He listened to both sides, read everything carefully and said that, with no substantial evidence provided, the FTC had not met its burden.
A Game-Changing Moment?
“This lawsuit has the potential to be groundbreaking when it comes to MLM and pyramid scheme litigation,” Steinberg said. “Only time will tell. With the injunction phase of this case behind us, FES is able to continue in its business for now. Right now, the parties are getting into discovery and motion preparation. I will be following this case very closely.”
We all appreciate having our rights as a consumer protected. That is what the FTC is for. But businesses also need protection from government overreach. The damage that ensues from an FTC investigation can be devastating and far reaching, as many companies in the channel can attest to. We can only hope all judges follow Judge Friedman’s lead and base their decisions on the evidence. That’s all that anyone can ask for.
FTC VS FES Timeline of Events
May 23, 2022

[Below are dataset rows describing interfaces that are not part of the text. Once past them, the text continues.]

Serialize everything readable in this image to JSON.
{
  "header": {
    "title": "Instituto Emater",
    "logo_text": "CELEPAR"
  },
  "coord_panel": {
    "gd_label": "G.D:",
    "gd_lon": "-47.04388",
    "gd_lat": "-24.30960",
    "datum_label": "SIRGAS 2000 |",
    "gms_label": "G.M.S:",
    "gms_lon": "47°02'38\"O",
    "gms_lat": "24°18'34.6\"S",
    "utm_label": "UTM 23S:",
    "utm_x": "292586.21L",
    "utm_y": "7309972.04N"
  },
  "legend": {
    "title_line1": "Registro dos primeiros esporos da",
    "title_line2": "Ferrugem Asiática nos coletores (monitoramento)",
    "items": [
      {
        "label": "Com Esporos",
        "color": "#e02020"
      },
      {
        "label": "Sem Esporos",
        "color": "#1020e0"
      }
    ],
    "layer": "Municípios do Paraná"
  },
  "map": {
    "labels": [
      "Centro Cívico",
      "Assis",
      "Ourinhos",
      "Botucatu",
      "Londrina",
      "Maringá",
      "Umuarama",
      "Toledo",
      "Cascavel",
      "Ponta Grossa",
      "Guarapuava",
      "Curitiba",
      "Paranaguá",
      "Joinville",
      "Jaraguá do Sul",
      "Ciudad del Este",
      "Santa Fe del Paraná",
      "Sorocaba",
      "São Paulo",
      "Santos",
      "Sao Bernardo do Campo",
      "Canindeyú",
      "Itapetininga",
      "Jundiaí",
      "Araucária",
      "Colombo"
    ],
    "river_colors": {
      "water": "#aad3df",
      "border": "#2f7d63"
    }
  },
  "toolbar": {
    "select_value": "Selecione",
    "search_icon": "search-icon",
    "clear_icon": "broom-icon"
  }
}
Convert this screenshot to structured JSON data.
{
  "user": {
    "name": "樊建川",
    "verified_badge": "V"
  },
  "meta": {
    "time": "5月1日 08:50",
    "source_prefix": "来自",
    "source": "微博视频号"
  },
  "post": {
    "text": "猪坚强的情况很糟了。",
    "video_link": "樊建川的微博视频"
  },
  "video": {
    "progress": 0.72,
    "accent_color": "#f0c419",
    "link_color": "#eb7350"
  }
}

FTC files a complaint alleging that FES and its owners, Parimal Naik, Michael Toloff, Christopher Toloff and Gerald Thompson, as well as a number of its related companies, bilked consumers for more than $213 million, including operating an unlawful credit repair scam that has deceived consumers across the country, and alleging that FES’ investment opportunity is an illegal pyramid scheme.
The FTC included a declaration from Dr. David Givens, an economist in the Consumer Protection Division of the Bureau of Economics at the FTC, to support its claim that the company was operating as a pyramid scheme, although Givens never saw any company data. He said that the FES information given to him by the FTC was consistent with being a pyramid scheme.
May 24, 2022
Judge Bernard A. Friedman, a federal district court judge for the Eastern District of Michigan, issues a temporary restraining order essentially shutting down the company and freezing all of its assets.
June 30, 2022
After hearing oral arguments from both sides, Judge Friedman issues an order denying the FTC’s motion for preliminary injunction, vacating the temporary restraining order, terminating the previously ordered asset freeze and converting the receivership to a monitorship.
From the November 2022 issue of Direct Selling News magazine.